- eliminating Republicans
- invoking a severe carbon tax
- convincing the populace to minimize the usage of fossil fuels
Wednesday, May 20, 2015
New York Times columnist Joe Nocera (left) in his op-ed column today entitled, A Geoengineered Planet, alerted me to a new book, Climate Shock, by Gernot Wagner of the Environmental Defense Fund and Martin Weitzman of Harvard. Wagner teaches at Columbia and graduated from Harvard and Stanford as an economist. Weitzman is a product of MIT, Stanford and Swarthmore, and is highly respected in his field of environmental economics. Wagner is the younger guy.
If you had a 10 percent chance of having a fatal car accident, you'd take necessary precautions. If your finances had a 10 percent chance of suffering a severe loss, you'd reevaluate your assets. So if we know the world is warming and there's a 10 percent chance this might eventually lead to a catastrophe beyond anything we could imagine, why aren't we doing more about climate change right now? We insure our lives against an uncertain future--why not our planet?
There are many ways to reduce climate warming, and among the popular ones include:

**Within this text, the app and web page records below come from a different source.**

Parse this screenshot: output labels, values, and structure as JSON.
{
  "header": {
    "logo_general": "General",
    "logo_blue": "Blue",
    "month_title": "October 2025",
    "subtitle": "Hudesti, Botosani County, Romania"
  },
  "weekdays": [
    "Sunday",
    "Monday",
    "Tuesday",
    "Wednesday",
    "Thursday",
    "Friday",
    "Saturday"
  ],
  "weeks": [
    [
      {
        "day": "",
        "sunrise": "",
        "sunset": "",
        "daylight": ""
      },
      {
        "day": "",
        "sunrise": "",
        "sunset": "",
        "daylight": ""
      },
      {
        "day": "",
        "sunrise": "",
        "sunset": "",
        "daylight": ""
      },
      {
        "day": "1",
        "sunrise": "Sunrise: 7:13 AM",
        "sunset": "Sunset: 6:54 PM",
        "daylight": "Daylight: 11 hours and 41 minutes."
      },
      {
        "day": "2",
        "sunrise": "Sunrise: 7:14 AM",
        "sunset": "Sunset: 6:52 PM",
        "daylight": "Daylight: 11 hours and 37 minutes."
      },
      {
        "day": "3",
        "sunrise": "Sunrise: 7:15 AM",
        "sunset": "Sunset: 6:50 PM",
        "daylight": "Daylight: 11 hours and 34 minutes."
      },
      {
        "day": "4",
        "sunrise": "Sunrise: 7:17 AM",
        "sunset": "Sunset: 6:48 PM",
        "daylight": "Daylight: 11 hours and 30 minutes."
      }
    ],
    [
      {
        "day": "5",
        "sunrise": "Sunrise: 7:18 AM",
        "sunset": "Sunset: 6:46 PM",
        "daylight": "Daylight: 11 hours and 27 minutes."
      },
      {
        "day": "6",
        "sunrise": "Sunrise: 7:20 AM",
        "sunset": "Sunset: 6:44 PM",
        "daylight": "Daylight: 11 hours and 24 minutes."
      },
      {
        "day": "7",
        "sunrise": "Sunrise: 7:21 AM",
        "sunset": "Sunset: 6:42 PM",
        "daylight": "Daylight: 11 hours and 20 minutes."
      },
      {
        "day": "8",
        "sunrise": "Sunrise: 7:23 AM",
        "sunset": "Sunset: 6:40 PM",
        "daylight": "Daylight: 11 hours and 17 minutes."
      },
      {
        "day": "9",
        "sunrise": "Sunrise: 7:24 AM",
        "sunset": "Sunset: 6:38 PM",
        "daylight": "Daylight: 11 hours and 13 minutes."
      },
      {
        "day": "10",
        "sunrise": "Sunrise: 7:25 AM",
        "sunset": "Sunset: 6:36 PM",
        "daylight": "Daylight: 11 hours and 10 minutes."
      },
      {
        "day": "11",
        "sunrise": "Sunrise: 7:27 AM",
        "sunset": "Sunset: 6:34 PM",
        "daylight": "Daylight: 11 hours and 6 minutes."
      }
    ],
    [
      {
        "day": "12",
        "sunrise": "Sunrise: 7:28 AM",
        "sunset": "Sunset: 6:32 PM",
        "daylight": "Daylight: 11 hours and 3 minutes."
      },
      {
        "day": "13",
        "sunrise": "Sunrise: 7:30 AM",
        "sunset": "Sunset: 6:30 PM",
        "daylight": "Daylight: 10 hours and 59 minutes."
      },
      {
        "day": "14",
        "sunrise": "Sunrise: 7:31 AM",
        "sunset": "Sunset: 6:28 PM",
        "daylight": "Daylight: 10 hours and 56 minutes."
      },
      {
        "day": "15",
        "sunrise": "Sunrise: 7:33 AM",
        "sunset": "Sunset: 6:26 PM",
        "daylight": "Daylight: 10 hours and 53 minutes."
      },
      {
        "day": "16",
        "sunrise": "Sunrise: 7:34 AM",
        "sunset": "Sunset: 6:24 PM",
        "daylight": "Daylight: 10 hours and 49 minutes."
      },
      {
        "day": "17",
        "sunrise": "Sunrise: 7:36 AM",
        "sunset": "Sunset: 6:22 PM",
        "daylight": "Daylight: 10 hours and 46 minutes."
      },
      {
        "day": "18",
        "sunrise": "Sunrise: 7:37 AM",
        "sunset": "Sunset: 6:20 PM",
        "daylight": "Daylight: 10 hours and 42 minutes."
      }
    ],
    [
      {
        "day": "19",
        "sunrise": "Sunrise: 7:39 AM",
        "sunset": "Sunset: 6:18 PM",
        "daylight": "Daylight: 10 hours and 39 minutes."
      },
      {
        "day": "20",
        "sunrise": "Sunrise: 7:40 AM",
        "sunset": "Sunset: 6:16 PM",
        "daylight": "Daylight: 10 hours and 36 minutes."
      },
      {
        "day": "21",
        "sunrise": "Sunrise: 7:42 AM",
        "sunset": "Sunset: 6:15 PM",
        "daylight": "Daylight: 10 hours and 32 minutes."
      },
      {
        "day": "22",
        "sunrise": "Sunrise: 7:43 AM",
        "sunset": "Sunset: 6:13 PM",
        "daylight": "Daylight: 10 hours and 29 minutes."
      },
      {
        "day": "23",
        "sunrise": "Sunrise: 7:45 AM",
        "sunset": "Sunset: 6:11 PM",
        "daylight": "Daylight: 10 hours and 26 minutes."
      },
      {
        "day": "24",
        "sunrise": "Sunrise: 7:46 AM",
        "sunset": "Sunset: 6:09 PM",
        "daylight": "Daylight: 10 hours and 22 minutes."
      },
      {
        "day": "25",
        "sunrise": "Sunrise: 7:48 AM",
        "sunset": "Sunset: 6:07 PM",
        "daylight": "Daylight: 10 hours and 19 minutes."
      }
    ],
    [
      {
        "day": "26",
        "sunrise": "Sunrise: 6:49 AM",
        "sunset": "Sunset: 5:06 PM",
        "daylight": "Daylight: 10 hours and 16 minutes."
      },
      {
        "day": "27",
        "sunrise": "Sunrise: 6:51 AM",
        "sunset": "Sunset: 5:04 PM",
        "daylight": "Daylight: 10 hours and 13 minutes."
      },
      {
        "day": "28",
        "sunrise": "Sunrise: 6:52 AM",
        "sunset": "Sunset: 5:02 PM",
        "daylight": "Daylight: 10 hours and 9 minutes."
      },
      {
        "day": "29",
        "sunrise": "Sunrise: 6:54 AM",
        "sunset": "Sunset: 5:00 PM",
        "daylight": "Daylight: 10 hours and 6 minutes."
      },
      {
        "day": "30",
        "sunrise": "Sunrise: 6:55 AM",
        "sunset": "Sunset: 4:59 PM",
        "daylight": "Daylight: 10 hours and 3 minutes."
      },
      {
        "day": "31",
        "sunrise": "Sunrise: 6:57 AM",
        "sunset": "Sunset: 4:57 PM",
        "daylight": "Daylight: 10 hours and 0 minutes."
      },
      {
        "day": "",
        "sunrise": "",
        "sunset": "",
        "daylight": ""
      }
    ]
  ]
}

Frankly, since the later 1990's FEWER Americans today now think global warming will pose a serious threat in their lifetime:
So people are just not getting it and numbers 1 to 3 are just not happening, so let me today address geoengineering, a concept being advocated in Climate Shock. Seven years ago the Huffington Post published my Geoengineering of Climate Change. Let me keep this posting very short (but it will take you an hour if you wish to analyze my four HuffPo's referenced today) and just quote the final paragraph, a sentiment favored by the two above authors:
Before anyone gets too irrational, let me underscore that no one, not even the most extreme supporter, is even suggesting that anything of any magnitude be initiated today. It wouldn't hurt, though, to set aside a small amount, perhaps 1% of the global change budget, to comprehensively study the more reasonable suggestions, especially reviewing the environmental implications, so that if that one in a hundred chance that a perfect global heating storm (as, perchance, depicted in The Venus Syndrome chapter of SIMPLE SOLUTIONS for Planet Earth) actually happens, we will have a few rational emergency options worthy of consideration. (That second visual just above comes from an article on 10 geoengineering ways to save the world.)